WILLIAM CONGREVE (1670-1729)
William Congreve, was born at Bardsey near Leeds, the son of William Congreve, an army officer who was in command of the garrison in Ireland. To Ireland, therefore, is due the credit of his education as a schoolboy at Kilkenny and as an under-graduate at Dublin. From college he came to London, and was entered as a student of law at the Middle Temple. He soon gave up law for literature, enjoyed the friendship of men like Swift, Steele and Pope and held several government offices. He died on January 19, 1729, in consequence of an injury received on a journey to Bath by the upsetting of his carriage and was buried in Westminster Abbey.
Congreve soon started writing plays and his real career began with the brilliant appearance and instant success of his first comedy, The Old Bachelor (1693), under the generous auspices of Dryden. The types of Congreve’s first work were the common conventional properties of stage tradition; but the fine and clear-cut style in which these types were reproduced was his own. The fame of his second and third comedy for the following year witnessed the crowning triumph of his art and life, in the appearance of The Double Dealer (1694) and Love for Love (1695). Two years later his ambition rather than his genius adventured on the foreign ground of tragedy, and The Mourning Bride (1697) began such a long career of good fortune as in earlier or later times would have been closed against a far better work. The ensuing comedy, The Way of the World (1700), however met with little success, possibly because the public were increasingly in favour of middle-class values and morality, partly influenced by Jeremy Collier’s attack A Short view of the Immorality and Profaneness of the English Stage (1698). The Way of the World is now considered the unequalled masterpiece of English Restoration comedy, which may fairly claim a place beside or just beneath the mightiest work of Molière. On the stage which had acclaimed with uncritical applause the author’s more questionable appearance in the field of tragedy, this final evidence of his incomparable powers met with a rejection then and ever since inexplicable on any ground of conjecture.

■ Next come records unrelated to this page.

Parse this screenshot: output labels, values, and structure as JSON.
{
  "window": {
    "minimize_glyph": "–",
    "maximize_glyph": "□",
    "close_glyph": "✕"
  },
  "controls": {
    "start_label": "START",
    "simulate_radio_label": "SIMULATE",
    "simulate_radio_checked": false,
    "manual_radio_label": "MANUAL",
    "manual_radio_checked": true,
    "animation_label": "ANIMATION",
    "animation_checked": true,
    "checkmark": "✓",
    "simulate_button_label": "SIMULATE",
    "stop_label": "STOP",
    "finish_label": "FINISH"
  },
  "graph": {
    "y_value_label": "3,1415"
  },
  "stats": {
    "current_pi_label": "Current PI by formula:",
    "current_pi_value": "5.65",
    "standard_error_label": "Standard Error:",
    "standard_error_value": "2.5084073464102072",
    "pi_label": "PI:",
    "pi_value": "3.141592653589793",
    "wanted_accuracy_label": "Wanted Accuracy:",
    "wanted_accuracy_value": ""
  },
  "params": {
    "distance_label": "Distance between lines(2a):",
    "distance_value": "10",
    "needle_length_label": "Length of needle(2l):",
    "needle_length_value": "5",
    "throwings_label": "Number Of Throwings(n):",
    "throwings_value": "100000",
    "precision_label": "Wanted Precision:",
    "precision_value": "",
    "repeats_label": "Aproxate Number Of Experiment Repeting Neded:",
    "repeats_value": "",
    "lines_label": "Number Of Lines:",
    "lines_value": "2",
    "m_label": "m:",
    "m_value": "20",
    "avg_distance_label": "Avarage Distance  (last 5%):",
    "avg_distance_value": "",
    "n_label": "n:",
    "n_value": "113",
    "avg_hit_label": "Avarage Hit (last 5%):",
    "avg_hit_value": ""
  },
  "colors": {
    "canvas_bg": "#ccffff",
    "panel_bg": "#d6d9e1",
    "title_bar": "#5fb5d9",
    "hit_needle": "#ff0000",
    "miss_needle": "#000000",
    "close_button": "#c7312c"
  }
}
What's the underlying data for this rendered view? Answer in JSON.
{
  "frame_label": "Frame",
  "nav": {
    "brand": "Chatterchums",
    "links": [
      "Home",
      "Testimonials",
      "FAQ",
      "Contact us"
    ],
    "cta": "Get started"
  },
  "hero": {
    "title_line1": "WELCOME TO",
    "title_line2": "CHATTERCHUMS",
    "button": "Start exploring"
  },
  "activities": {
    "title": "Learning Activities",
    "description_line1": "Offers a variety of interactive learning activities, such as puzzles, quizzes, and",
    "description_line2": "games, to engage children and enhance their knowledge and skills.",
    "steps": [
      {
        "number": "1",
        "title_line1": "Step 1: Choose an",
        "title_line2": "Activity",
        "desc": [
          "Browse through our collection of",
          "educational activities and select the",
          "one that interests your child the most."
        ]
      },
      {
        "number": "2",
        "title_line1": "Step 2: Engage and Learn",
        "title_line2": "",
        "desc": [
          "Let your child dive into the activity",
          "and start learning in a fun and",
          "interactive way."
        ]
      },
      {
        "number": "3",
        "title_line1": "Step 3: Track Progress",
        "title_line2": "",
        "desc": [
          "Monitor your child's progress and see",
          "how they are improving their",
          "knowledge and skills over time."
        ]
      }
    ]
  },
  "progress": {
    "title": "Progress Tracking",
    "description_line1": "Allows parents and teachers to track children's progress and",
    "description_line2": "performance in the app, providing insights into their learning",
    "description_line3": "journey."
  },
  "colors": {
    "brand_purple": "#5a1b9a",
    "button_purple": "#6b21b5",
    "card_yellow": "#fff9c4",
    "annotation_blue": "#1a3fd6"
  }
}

In The Way of the World the two main characters of the play, Mirabell, a reformed rake, and Millamant, a coquette, are in love, though their feelings are often hidden beneath a mask of wit and cynicism. The name Millamant is of Italian origin (thousands of lovers) as the name Mirabell (good-looking); a typical feature of the Restoration Comedy is to give characters names that reflect their main traits.
During the twenty-eight years which remained to him, Congreve produced little beyond a volume of fugitive verses, published ten years after the failure of his masterpiece.
Congreve’s plays are characterized by complex intrigues in which the heroes contrast creditors, paternal interdictions and villains, in order to gain both money and love. His works stand out among Restoration comedies because of the sparkling brilliance of their dialogue and the purity and perfection of their language. The mastery of a form of dialogue made up of an interrupted flow of extraordinarily witty and epigrammatic remarks was overcome probably only by O. Wilde. Though the plays show a world of hypocrisy and the characters have their failings, Congreve has a clear message: marriage can be the basis for a happy relationship if the two partners show honesty and generosity.